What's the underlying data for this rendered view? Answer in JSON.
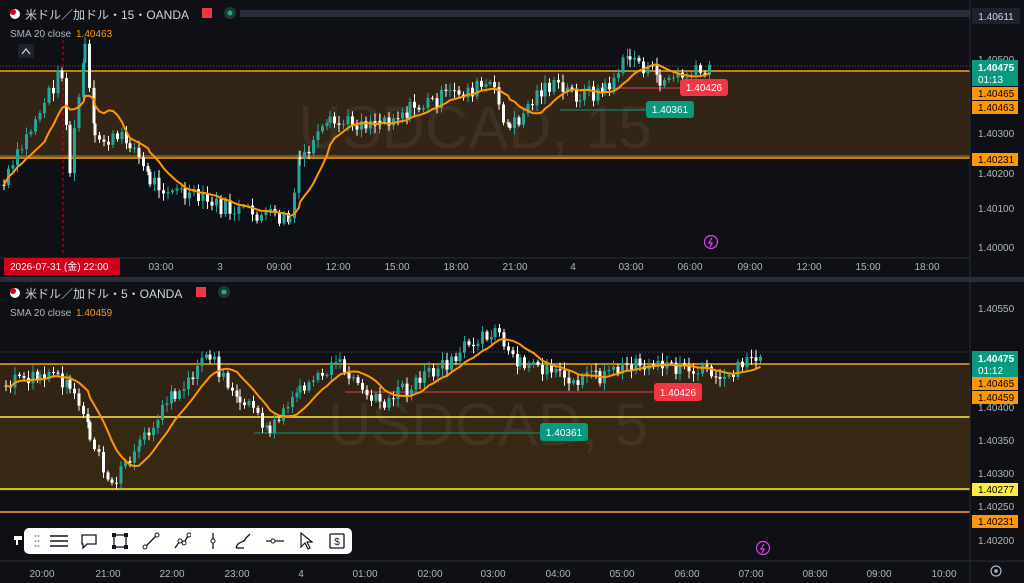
{
  "top": {
    "title": "米ドル／加ドル・15・OANDA",
    "sma_label": "SMA 20 close",
    "sma_value": "1.40463",
    "watermark": "USDCAD, 15",
    "current_price": "1.40475",
    "countdown": "01:13",
    "labels": [
      "1.40465",
      "1.40463",
      "1.40231"
    ],
    "dark_label": "1.40611",
    "red_badge": "1.40426",
    "green_badge": "1.40361",
    "date_badge": "2026-07-31 (金)   22:00",
    "y_ticks": [
      "1.40500",
      "1.40300",
      "1.40200",
      "1.40100",
      "1.40000"
    ],
    "x_ticks": [
      "03:00",
      "3",
      "09:00",
      "12:00",
      "15:00",
      "18:00",
      "21:00",
      "4",
      "03:00",
      "06:00",
      "09:00",
      "12:00",
      "15:00",
      "18:00"
    ]
  },
  "bottom": {
    "title": "米ドル／加ドル・5・OANDA",
    "sma_label": "SMA 20 close",
    "sma_value": "1.40459",
    "watermark": "USDCAD, 5",
    "current_price": "1.40475",
    "countdown": "01:12",
    "labels": [
      "1.40465",
      "1.40459"
    ],
    "yellow_label": "1.40277",
    "orange_label": "1.40231",
    "red_badge": "1.40426",
    "green_badge": "1.40361",
    "y_ticks": [
      "1.40550",
      "1.40400",
      "1.40350",
      "1.40300",
      "1.40250",
      "1.40200"
    ],
    "x_ticks": [
      "20:00",
      "21:00",
      "22:00",
      "23:00",
      "4",
      "01:00",
      "02:00",
      "03:00",
      "04:00",
      "05:00",
      "06:00",
      "07:00",
      "08:00",
      "09:00",
      "10:00"
    ]
  },
  "toolbar": {
    "tools": [
      "menu-lines-icon",
      "comment-icon",
      "rectangle-icon",
      "trendline-icon",
      "path-icon",
      "vertical-line-icon",
      "brush-icon",
      "horizontal-ray-icon",
      "cursor-icon",
      "price-label-icon"
    ]
  },
  "colors": {
    "bg": "#0f1016",
    "up": "#26a69a",
    "down": "#ffffff",
    "sma": "#ff9800",
    "zone": "#3b2a14",
    "zone_line": "#f7a21b",
    "yellow": "#ffeb3b",
    "red": "#f23645",
    "teal": "#089981"
  }
}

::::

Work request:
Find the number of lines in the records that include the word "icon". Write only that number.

Response below:
10